(Entries from a dataset of interfaces)
══════════════════════════════

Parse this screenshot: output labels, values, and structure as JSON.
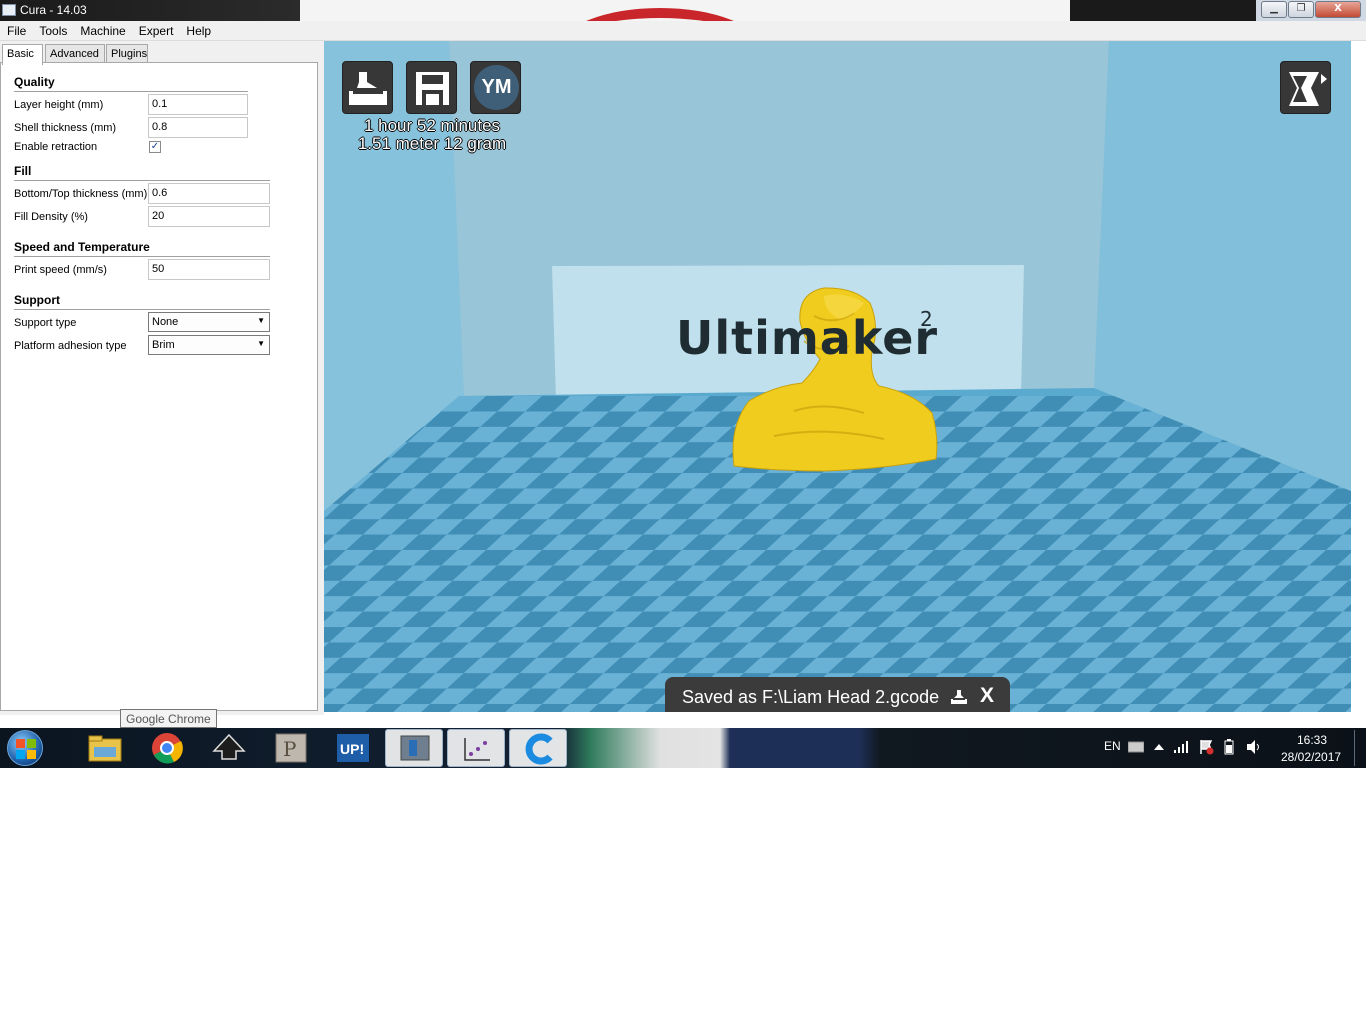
{
  "window": {
    "title": "Cura - 14.03",
    "minimize_label": "▁",
    "maximize_label": "❐",
    "close_label": "X"
  },
  "menu": [
    "File",
    "Tools",
    "Machine",
    "Expert",
    "Help"
  ],
  "tabs": [
    "Basic",
    "Advanced",
    "Plugins"
  ],
  "settings": {
    "quality": {
      "title": "Quality",
      "layer_height_label": "Layer height (mm)",
      "layer_height_value": "0.1",
      "shell_thickness_label": "Shell thickness (mm)",
      "shell_thickness_value": "0.8",
      "enable_retraction_label": "Enable retraction",
      "enable_retraction_checked": true
    },
    "fill": {
      "title": "Fill",
      "bottom_top_label": "Bottom/Top thickness (mm)",
      "bottom_top_value": "0.6",
      "fill_density_label": "Fill Density (%)",
      "fill_density_value": "20"
    },
    "speed": {
      "title": "Speed and Temperature",
      "print_speed_label": "Print speed (mm/s)",
      "print_speed_value": "50"
    },
    "support": {
      "title": "Support",
      "support_type_label": "Support type",
      "support_type_value": "None",
      "adhesion_label": "Platform adhesion type",
      "adhesion_value": "Brim"
    }
  },
  "viewport": {
    "ym_label": "YM",
    "print_time": "1 hour 52 minutes",
    "print_material": "1.51 meter 12 gram",
    "brand_text": "Ultimaker",
    "brand_superscript": "2",
    "toast_text": "Saved as F:\\Liam Head 2.gcode",
    "toast_close": "X",
    "model_color": "#f0cc1e",
    "floor_color_light": "#6ab3d6",
    "floor_color_dark": "#3f8db5"
  },
  "tooltip": "Google Chrome",
  "taskbar": {
    "apps": [
      "windows-explorer",
      "google-chrome",
      "inkscape",
      "pdf-app",
      "up-printer",
      "cura-active",
      "plot-app",
      "cura-app"
    ],
    "up_label": "UP!",
    "language": "EN",
    "time": "16:33",
    "date": "28/02/2017"
  }
}
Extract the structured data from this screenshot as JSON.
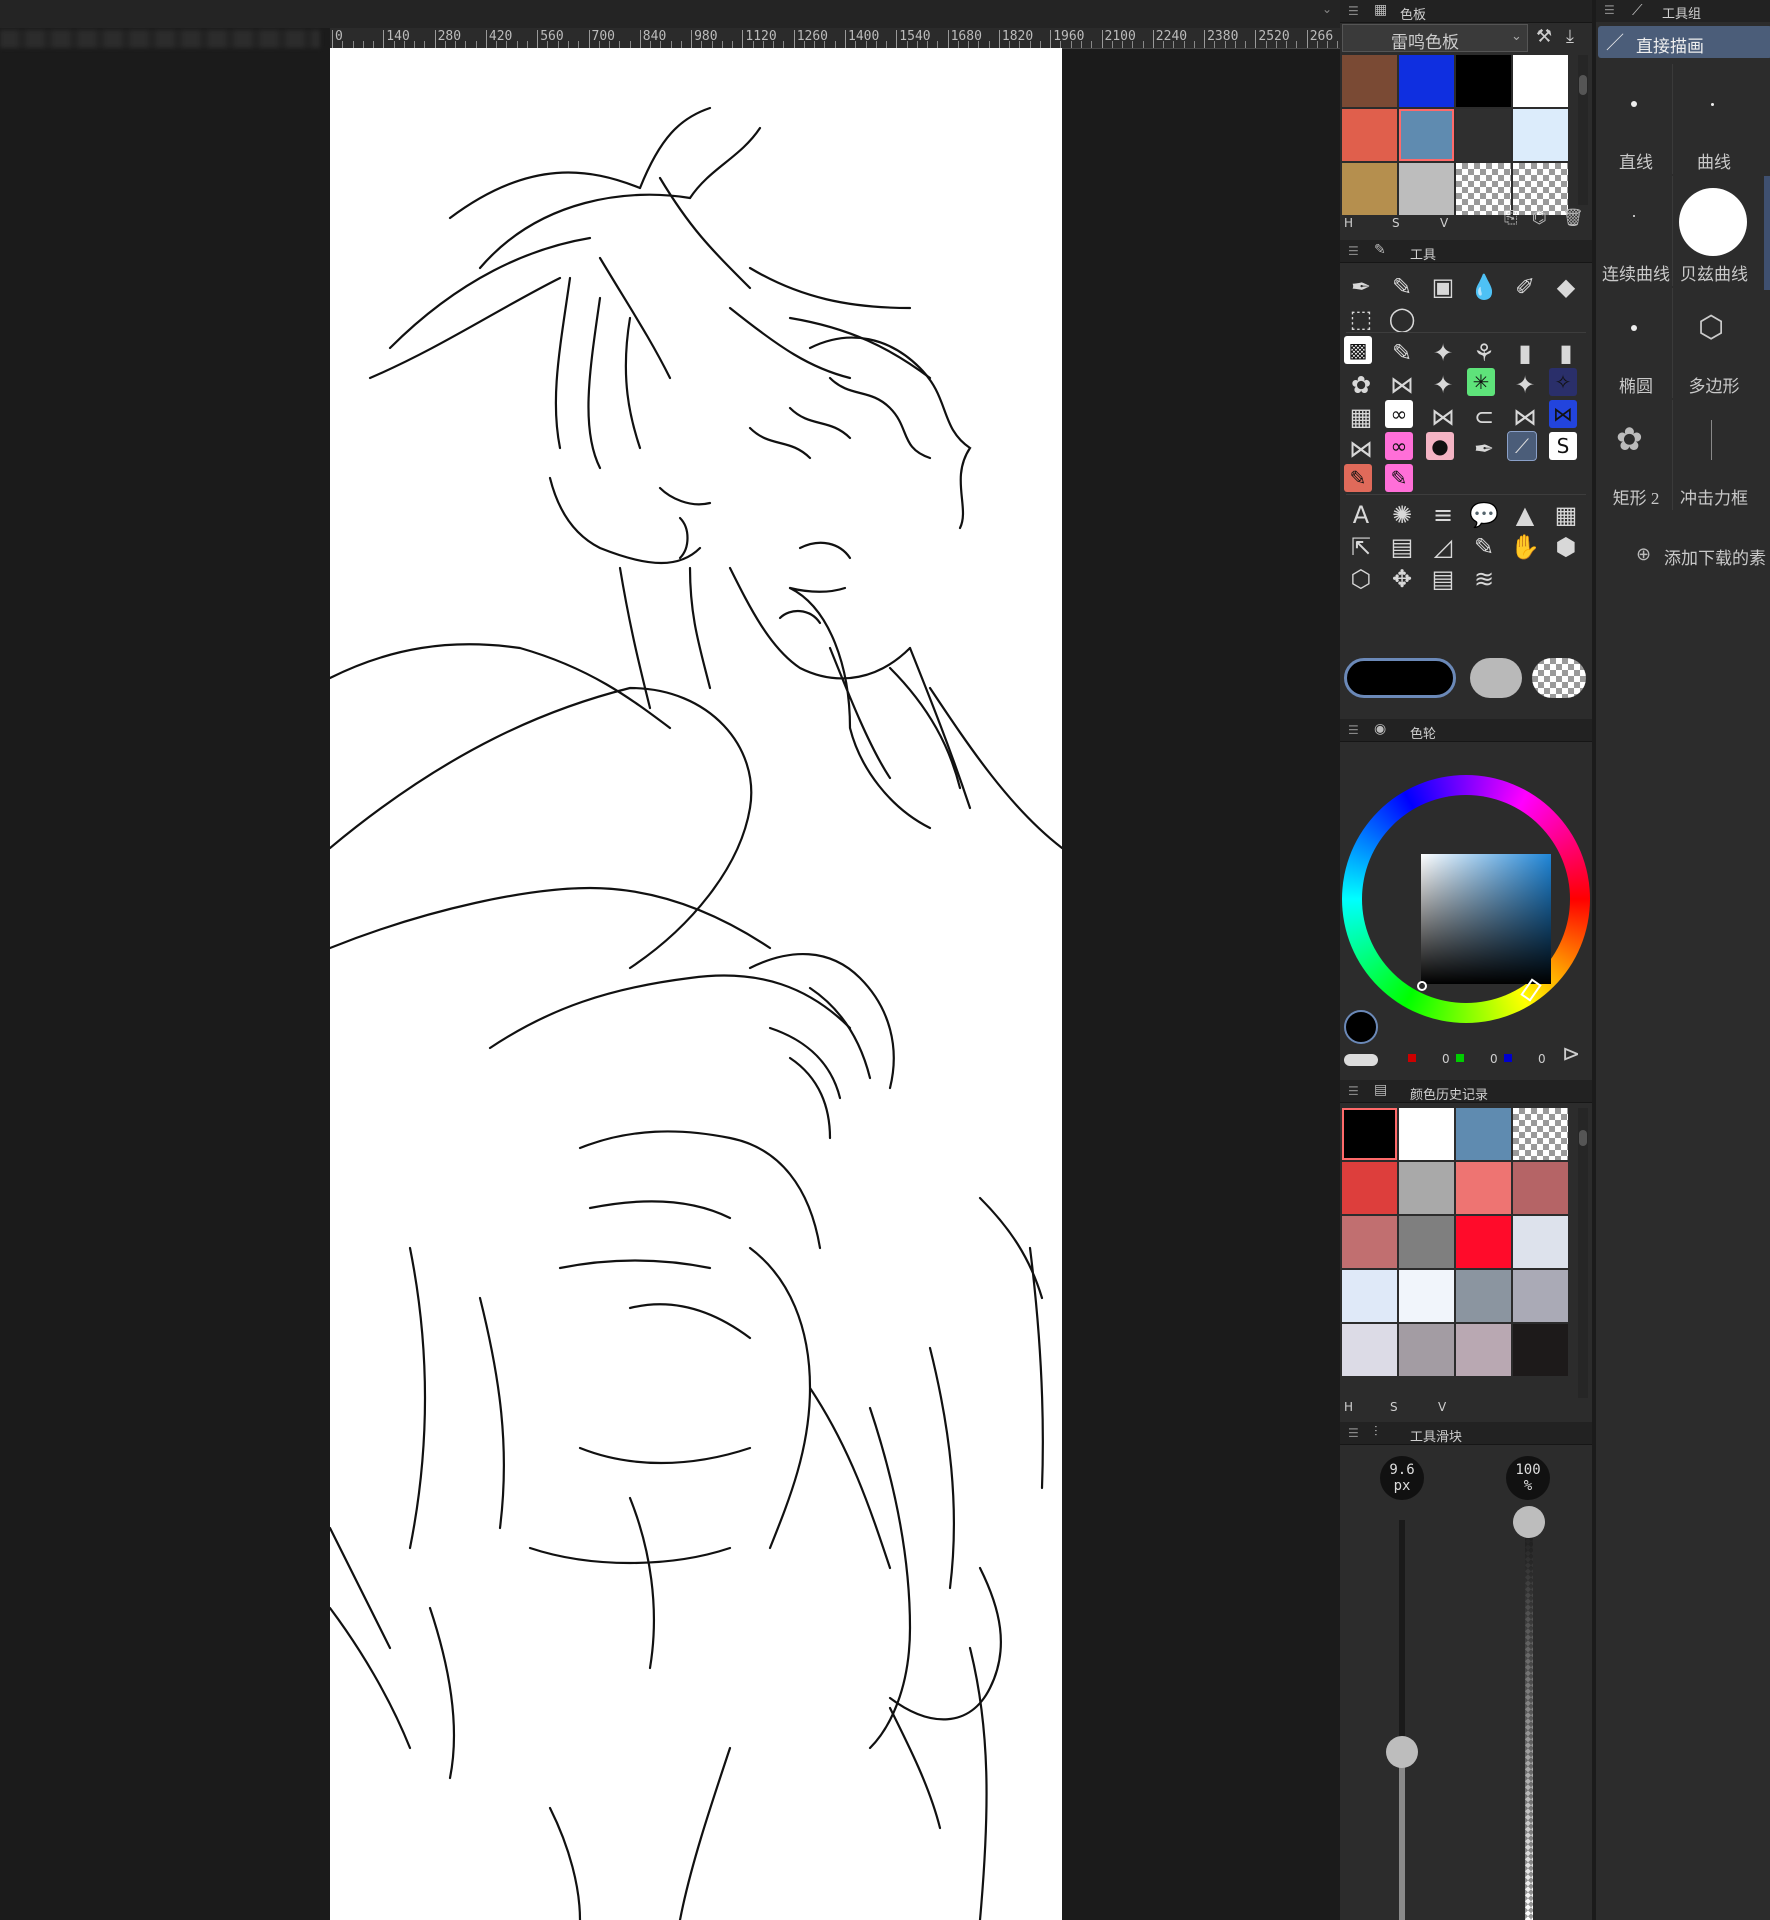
{
  "ruler": {
    "labels": [
      "0",
      "140",
      "280",
      "420",
      "560",
      "700",
      "840",
      "980",
      "1120",
      "1260",
      "1400",
      "1540",
      "1680",
      "1820",
      "1960",
      "2100",
      "2240",
      "2380",
      "2520",
      "266"
    ]
  },
  "color_set": {
    "title": "色板",
    "preset_name": "雷鸣色板",
    "swatches": [
      "#7a4a34",
      "#0f2fe0",
      "#000000",
      "#ffffff",
      "#e05f4c",
      "#5f8bb0",
      "#2f2f2f",
      "#dcecfb",
      "#b58f4e",
      "#bdbdbd",
      "checker",
      "checker"
    ],
    "hsv": [
      "H",
      "S",
      "V"
    ]
  },
  "tools": {
    "title": "工具"
  },
  "wheel": {
    "title": "色轮",
    "rgb": {
      "r": "0",
      "g": "0",
      "b": "0"
    }
  },
  "history": {
    "title": "颜色历史记录",
    "swatches": [
      "#000000",
      "#ffffff",
      "#5f8bb0",
      "checker",
      "#dd3e3c",
      "#a9a9a9",
      "#ee7472",
      "#b56466",
      "#c16f70",
      "#7f7f7f",
      "#ff0b2a",
      "#dde2ec",
      "#dfe9f8",
      "#f1f5fb",
      "#8b95a0",
      "#aaaab6",
      "#dcdbe6",
      "#a39ca3",
      "#b9a8b2",
      "#1d1a1a"
    ],
    "hsv": [
      "H",
      "S",
      "V"
    ]
  },
  "slider": {
    "title": "工具滑块",
    "size_value": "9.6",
    "size_unit": "px",
    "opacity_value": "100",
    "opacity_unit": "%",
    "size_level": 0.1,
    "opacity_level": 1.0
  },
  "tool_group": {
    "title": "工具组",
    "active_tool": "直接描画",
    "items": [
      {
        "label": "直线"
      },
      {
        "label": "曲线"
      },
      {
        "label": "连续曲线"
      },
      {
        "label": "贝兹曲线"
      },
      {
        "label": "椭圆"
      },
      {
        "label": "多边形"
      },
      {
        "label": "矩形 2"
      },
      {
        "label": "冲击力框"
      }
    ],
    "add_label": "添加下载的素"
  }
}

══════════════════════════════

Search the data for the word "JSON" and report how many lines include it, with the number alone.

## SOLUTION TO THE EXERCISE
2